The Coalition Government recognised this impact and in 1997 after extensive lobbying by age pensioners and social welfare groups changed the indexation method for Age and Service pensions and some income support recipients from CPI to include a wages component 25% of Male Total Average Weekly Earnings (MTAWE). This de jure indexation method became the standard for measuring purchasing power – Agreed?
But military and commonwealth employees superannuation indexation remained pegged to CPI – Agreed?
In 2009 the Labor Government updated the indexation method to maintain purchasing power for Age and Service pensions and income support recipients by adding to CPI a new factor PBLCI and increasing the reference wages component to 27.7%. – Agreed?
But again military and commonwealth employees remained pegged to CPI – Agreed?
The Government has broken its contracted condition of employment – superannuation payments indexed to maintain their purchasing power

Minister. “Let there be no confusion here. I am surprised at the dishonest way in which this debate has been repeated around the country by some elements of the returned services community and promoted by the opposition as if in some way it is going to impact upon current serving veterans. It is just really dishonest. I would say to them: I have no problem with you having the argument but let us be clear about the intent, who it is meant to address and who it is going to exclude.”

ADSO. Why should a defined benefit exclude anyone? Does your PCSS pre-2004 defined benefit exclude anyone? All service personnel, serving and retired, are entitled to have their superannuation fully indexed to retain the purchasing power across subsequent years. That is what the current Military Superannuation hand books currently say – Agreed?

Minister. “We do not agree with you. You have got every right to promote your view, but let us do it in a way which actually demonstrates very clearly who you are talking about rather than confusing the discussion about this indexation as if it is going to impact upon people who are MSBS members because it will not. That is all I have to say… “
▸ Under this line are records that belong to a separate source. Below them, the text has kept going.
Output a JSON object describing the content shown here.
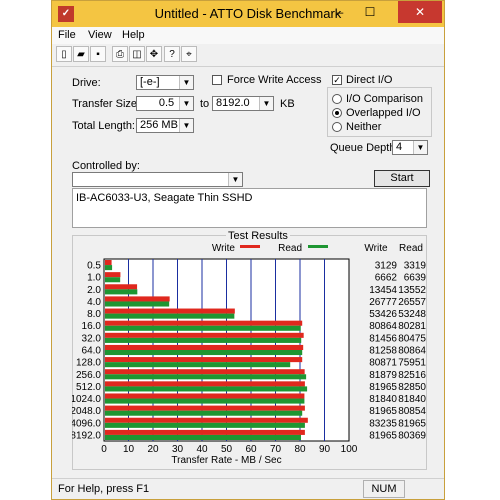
{
  "window": {
    "title": "Untitled - ATTO Disk Benchmark",
    "controls": {
      "minimize": "–",
      "maximize": "☐",
      "close": "✕"
    }
  },
  "menu": [
    "File",
    "View",
    "Help"
  ],
  "toolbar": [
    "new-icon",
    "open-icon",
    "save-icon",
    "print-icon",
    "preview-icon",
    "move-icon",
    "help-icon",
    "context-help-icon"
  ],
  "form": {
    "drive_label": "Drive:",
    "drive_value": "[-e-]",
    "transfer_size_label": "Transfer Size:",
    "transfer_from": "0.5",
    "to_label": "to",
    "transfer_to": "8192.0",
    "kb_label": "KB",
    "total_length_label": "Total Length:",
    "total_length_value": "256 MB",
    "force_write_label": "Force Write Access",
    "force_write_checked": false,
    "direct_io_label": "Direct I/O",
    "direct_io_checked": true,
    "io_comparison_label": "I/O Comparison",
    "overlapped_label": "Overlapped I/O",
    "neither_label": "Neither",
    "selected_mode": "Overlapped I/O",
    "queue_depth_label": "Queue Depth:",
    "queue_depth_value": "4",
    "controlled_by_label": "Controlled by:",
    "controlled_by_value": "",
    "start_label": "Start",
    "description": "IB-AC6033-U3, Seagate Thin SSHD"
  },
  "results": {
    "group_title": "Test Results",
    "write_col": "Write",
    "read_col": "Read",
    "rows": [
      {
        "size": "0.5",
        "write": "3129",
        "read": "3319"
      },
      {
        "size": "1.0",
        "write": "6662",
        "read": "6639"
      },
      {
        "size": "2.0",
        "write": "13454",
        "read": "13552"
      },
      {
        "size": "4.0",
        "write": "26777",
        "read": "26557"
      },
      {
        "size": "8.0",
        "write": "53426",
        "read": "53248"
      },
      {
        "size": "16.0",
        "write": "80864",
        "read": "80281"
      },
      {
        "size": "32.0",
        "write": "81456",
        "read": "80475"
      },
      {
        "size": "64.0",
        "write": "81258",
        "read": "80864"
      },
      {
        "size": "128.0",
        "write": "80871",
        "read": "75951"
      },
      {
        "size": "256.0",
        "write": "81879",
        "read": "82516"
      },
      {
        "size": "512.0",
        "write": "81965",
        "read": "82850"
      },
      {
        "size": "1024.0",
        "write": "81840",
        "read": "81840"
      },
      {
        "size": "2048.0",
        "write": "81965",
        "read": "80854"
      },
      {
        "size": "4096.0",
        "write": "83235",
        "read": "81965"
      },
      {
        "size": "8192.0",
        "write": "81965",
        "read": "80369"
      }
    ]
  },
  "chart_data": {
    "type": "bar",
    "orientation": "horizontal",
    "categories": [
      "0.5",
      "1.0",
      "2.0",
      "4.0",
      "8.0",
      "16.0",
      "32.0",
      "64.0",
      "128.0",
      "256.0",
      "512.0",
      "1024.0",
      "2048.0",
      "4096.0",
      "8192.0"
    ],
    "series": [
      {
        "name": "Write",
        "color": "#e0281e",
        "values": [
          3.1,
          6.7,
          13.5,
          26.8,
          53.4,
          80.9,
          81.5,
          81.3,
          80.9,
          81.9,
          82.0,
          81.8,
          82.0,
          83.2,
          82.0
        ]
      },
      {
        "name": "Read",
        "color": "#1e9632",
        "values": [
          3.3,
          6.6,
          13.6,
          26.6,
          53.2,
          80.3,
          80.5,
          80.9,
          76.0,
          82.5,
          82.9,
          81.8,
          80.9,
          82.0,
          80.4
        ]
      }
    ],
    "xlabel": "Transfer Rate - MB / Sec",
    "xticks": [
      "0",
      "10",
      "20",
      "30",
      "40",
      "50",
      "60",
      "70",
      "80",
      "90",
      "100"
    ],
    "xlim": [
      0,
      100
    ],
    "grid": true
  },
  "status": {
    "help_text": "For Help, press F1",
    "num": "NUM"
  }
}
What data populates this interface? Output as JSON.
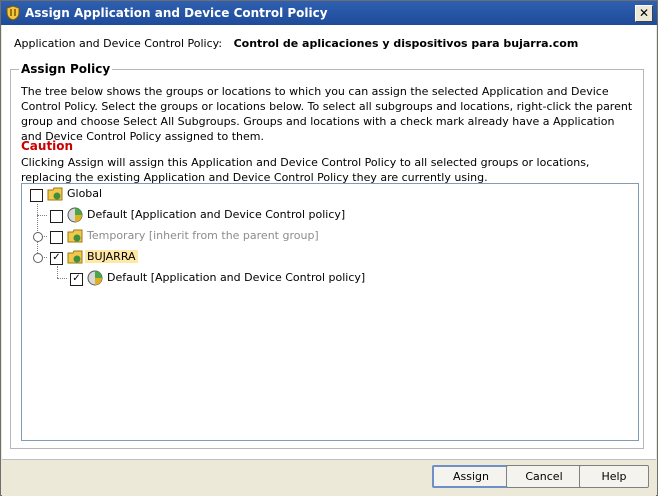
{
  "window": {
    "title": "Assign Application and Device Control Policy",
    "close_label": "✕"
  },
  "policy": {
    "label": "Application and Device Control Policy:",
    "value": "Control de aplicaciones y dispositivos para bujarra.com"
  },
  "assign_policy": {
    "title": "Assign Policy",
    "description": "The tree below shows the groups or locations to which you can assign the selected Application and Device Control Policy. Select the groups or locations below. To select all subgroups and locations, right-click the parent group and choose Select All Subgroups. Groups and locations with a check mark already have a Application and Device Control Policy assigned to them.",
    "caution_title": "Caution",
    "caution_text": "Clicking Assign will assign this Application and Device Control Policy to all selected groups or locations, replacing the existing Application and Device Control Policy they are currently using."
  },
  "tree": {
    "nodes": [
      {
        "label": "Global",
        "checked": false
      },
      {
        "label": "Default [Application and Device Control policy]",
        "checked": false
      },
      {
        "label": "Temporary [inherit from the parent group]",
        "checked": false
      },
      {
        "label": "BUJARRA",
        "checked": true
      },
      {
        "label": "Default [Application and Device Control policy]",
        "checked": true
      }
    ]
  },
  "buttons": {
    "assign": "Assign",
    "cancel": "Cancel",
    "help": "Help"
  },
  "colors": {
    "titlebar": "#2f5fb0",
    "caution": "#cc0000",
    "highlight": "#ffe8a6"
  }
}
ADSO. No Minister there is no dishonesty in our presentation of the facts. We have lived the experience and we know the truth. You appear to have been poorly briefed.
We eagerly await your reply.